|Title||Genomic Flatlining in the Endangered Island Fox.|
|Publication Type||Journal Article|
|Year of Publication||2016|
|Authors||Robinson, JA, Del Vecchyo, DOrtega-, Fan, Z, Kim, BY, vonHoldt, BM, Marsden, CD, Lohmueller, KE, Wayne, RK|
|Date Published||2016 May 09|
|Keywords||Animals, California, Demography, Endangered Species, Foxes, Genetic Variation, Genomics, Genotype, Islands|

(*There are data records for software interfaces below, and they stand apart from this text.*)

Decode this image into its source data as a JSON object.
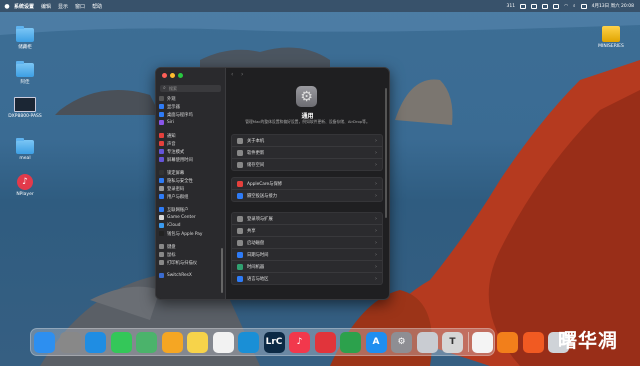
{
  "menubar": {
    "apple": "",
    "items": [
      "系统设置",
      "编辑",
      "显示",
      "窗口",
      "帮助"
    ],
    "time": "4月13日 周六 20:08",
    "status_text": "311"
  },
  "desktop": {
    "icons": [
      "储藏柜",
      "阿佳",
      "DXP8800-PASS",
      "meal",
      "NPlayer",
      "MINISERIES"
    ]
  },
  "window": {
    "search_placeholder": "搜索",
    "sidebar": [
      {
        "label": "外观",
        "color": "#555"
      },
      {
        "label": "显示器",
        "color": "#2e7bf6"
      },
      {
        "label": "桌面与程序坞",
        "color": "#2e7bf6"
      },
      {
        "label": "Siri",
        "color": "#8a55e8"
      },
      {
        "label": "通知",
        "color": "#e5403c"
      },
      {
        "label": "声音",
        "color": "#e5403c"
      },
      {
        "label": "专注模式",
        "color": "#6554d9"
      },
      {
        "label": "屏幕使用时间",
        "color": "#6554d9"
      },
      {
        "label": "锁定屏幕",
        "color": "#333"
      },
      {
        "label": "隐私与安全性",
        "color": "#2e7bf6"
      },
      {
        "label": "登录密码",
        "color": "#999"
      },
      {
        "label": "用户与群组",
        "color": "#2e7bf6"
      },
      {
        "label": "互联网账户",
        "color": "#2e7bf6"
      },
      {
        "label": "Game Center",
        "color": "#d8d8d8"
      },
      {
        "label": "iCloud",
        "color": "#3a9bf0"
      },
      {
        "label": "钱包与 Apple Pay",
        "color": "#222"
      },
      {
        "label": "键盘",
        "color": "#888"
      },
      {
        "label": "鼠标",
        "color": "#888"
      },
      {
        "label": "打印机与扫描仪",
        "color": "#888"
      },
      {
        "label": "SwitchResX",
        "color": "#3a6bd0"
      }
    ],
    "general": {
      "title": "通用",
      "description": "管理Mac的整体设置和偏好设置，例如软件更新、设备存储、AirDrop等。",
      "groups": [
        [
          {
            "label": "关于本机",
            "color": "#888"
          },
          {
            "label": "软件更新",
            "color": "#888"
          },
          {
            "label": "储存空间",
            "color": "#888"
          }
        ],
        [
          {
            "label": "AppleCare与保修",
            "color": "#e5403c"
          },
          {
            "label": "隔空投送与接力",
            "color": "#2e7bf6"
          }
        ],
        [
          {
            "label": "登录项与扩展",
            "color": "#888"
          },
          {
            "label": "共享",
            "color": "#888"
          },
          {
            "label": "启动磁盘",
            "color": "#888"
          },
          {
            "label": "日期与时间",
            "color": "#2e7bf6"
          },
          {
            "label": "时间机器",
            "color": "#30a070"
          },
          {
            "label": "语言与地区",
            "color": "#2e7bf6"
          }
        ]
      ]
    }
  },
  "dock": {
    "apps": [
      {
        "name": "finder",
        "label": "",
        "color": "#2d8ff0"
      },
      {
        "name": "launchpad",
        "label": "",
        "color": "#888"
      },
      {
        "name": "safari",
        "label": "",
        "color": "#1f8de3"
      },
      {
        "name": "messages",
        "label": "",
        "color": "#34c759"
      },
      {
        "name": "maps",
        "label": "",
        "color": "#4bb36b"
      },
      {
        "name": "photos",
        "label": "",
        "color": "#f5a623"
      },
      {
        "name": "notes",
        "label": "",
        "color": "#f7d34a"
      },
      {
        "name": "freeform",
        "label": "",
        "color": "#f2f2f2"
      },
      {
        "name": "edge",
        "label": "",
        "color": "#1a8fd6"
      },
      {
        "name": "lightroom-classic",
        "label": "LrC",
        "color": "#0c2a45"
      },
      {
        "name": "music",
        "label": "♪",
        "color": "#f2384c"
      },
      {
        "name": "netease-music",
        "label": "",
        "color": "#e1343b"
      },
      {
        "name": "numbers",
        "label": "",
        "color": "#2ca14c"
      },
      {
        "name": "app-store",
        "label": "A",
        "color": "#1f8ef0"
      },
      {
        "name": "system-settings",
        "label": "⚙",
        "color": "#8e8e93"
      },
      {
        "name": "iphone-mirroring",
        "label": "",
        "color": "#c9ccd2"
      },
      {
        "name": "typora",
        "label": "T",
        "color": "#d6d6d6"
      },
      {
        "name": "chrome",
        "label": "",
        "color": "#f4f4f4"
      },
      {
        "name": "books",
        "label": "",
        "color": "#f27f1b"
      },
      {
        "name": "brave",
        "label": "",
        "color": "#f15a22"
      },
      {
        "name": "trash",
        "label": "",
        "color": "#cfd3d8"
      }
    ]
  },
  "watermark": "曙华凋"
}
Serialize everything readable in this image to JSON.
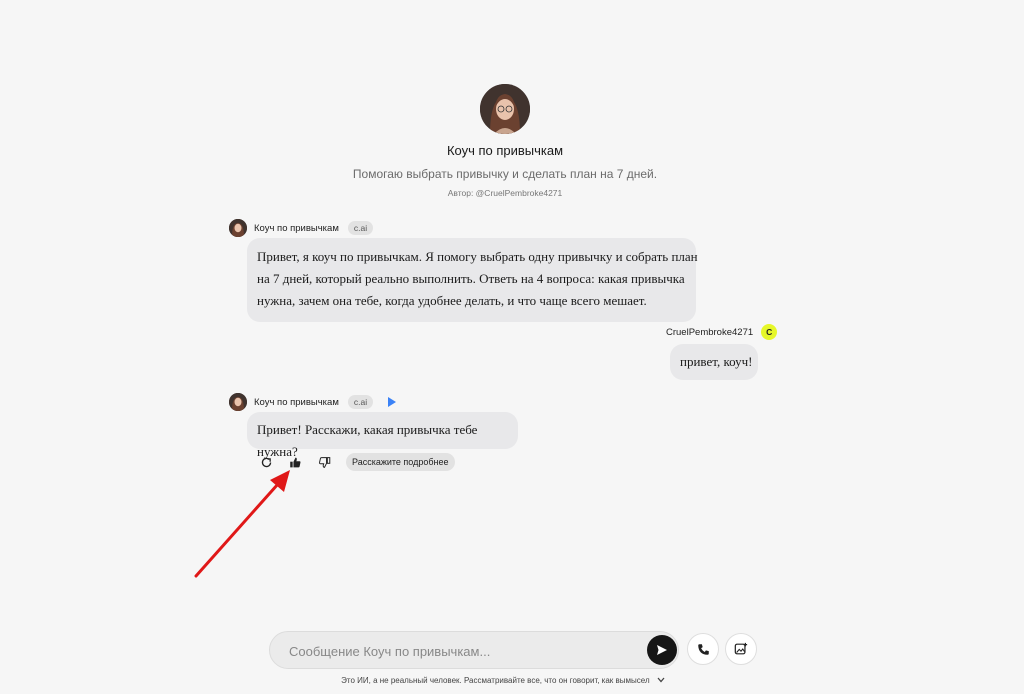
{
  "character": {
    "name": "Коуч по привычкам",
    "description": "Помогаю выбрать привычку и сделать план на 7 дней.",
    "author": "Автор: @CruelPembroke4271"
  },
  "messages": [
    {
      "sender": "Коуч по привычкам",
      "tag": "c.ai",
      "lines": [
        "Привет, я коуч по привычкам. Я помогу выбрать одну привычку и собрать план",
        "на 7 дней, который реально выполнить. Ответь на 4 вопроса: какая привычка",
        "нужна, зачем она тебе, когда удобнее делать, и что чаще всего мешает."
      ]
    },
    {
      "sender": "CruelPembroke4271",
      "avatar_letter": "C",
      "text": "привет, коуч!"
    },
    {
      "sender": "Коуч по привычкам",
      "tag": "c.ai",
      "text": "Привет! Расскажи, какая привычка тебе нужна?"
    }
  ],
  "actions": {
    "chip": "Расскажите подробнее",
    "icons": [
      "refresh-icon",
      "thumbs-up-icon",
      "thumbs-down-icon"
    ]
  },
  "composer": {
    "placeholder": "Сообщение Коуч по привычкам..."
  },
  "disclaimer": "Это ИИ, а не реальный человек. Рассматривайте все, что он говорит, как вымысел",
  "colors": {
    "user_avatar": "#e6f72a",
    "play_icon": "#3b82f6",
    "annotation_arrow": "#e01818"
  }
}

Genetic studies of rare and endangered species often focus on defining and preserving genetically distinct populations, especially those having unique adaptations [1, 2]. Much less attention is directed at understanding the landscape of deleterious variation, an insidious consequence of geographic isolation and the inefficiency of natural selection to eliminate harmful variants in small populations [3-5]. With population sizes of many vertebrates decreasing and isolation increasing through habitat fragmentation and loss, understanding the extent and nature of deleterious variation in small populations is essential for predicting and enhancing population persistence. The Channel Island fox (Urocyon littoralis) is a dwarfed species that inhabits six of California's Channel Islands and is derived from the mainland gray fox (U. cinereoargenteus). These isolated island populations have persisted for thousands of years at extremely small population sizes [6, 7] and, consequently, are a model for testing ideas about the accumulation of deleterious variation in small populations under natural conditions. Analysis of complete genome sequence data from island foxes shows a dramatic decrease in genome-wide variation and a sharp increase in the homozygosity of deleterious variants. The San Nicolas Island population has a near absence of variation, demonstrating a unique genetic flatlining that is punctuated by heterozygosity hotspots, enriched for olfactory receptor genes and other genes with high levels of ancestral variation. These findings question the generality of the small-population paradigm that maintains substantial genetic variation is necessary for short- and long-term persistence.
|Alternate Journal||Curr. Biol.|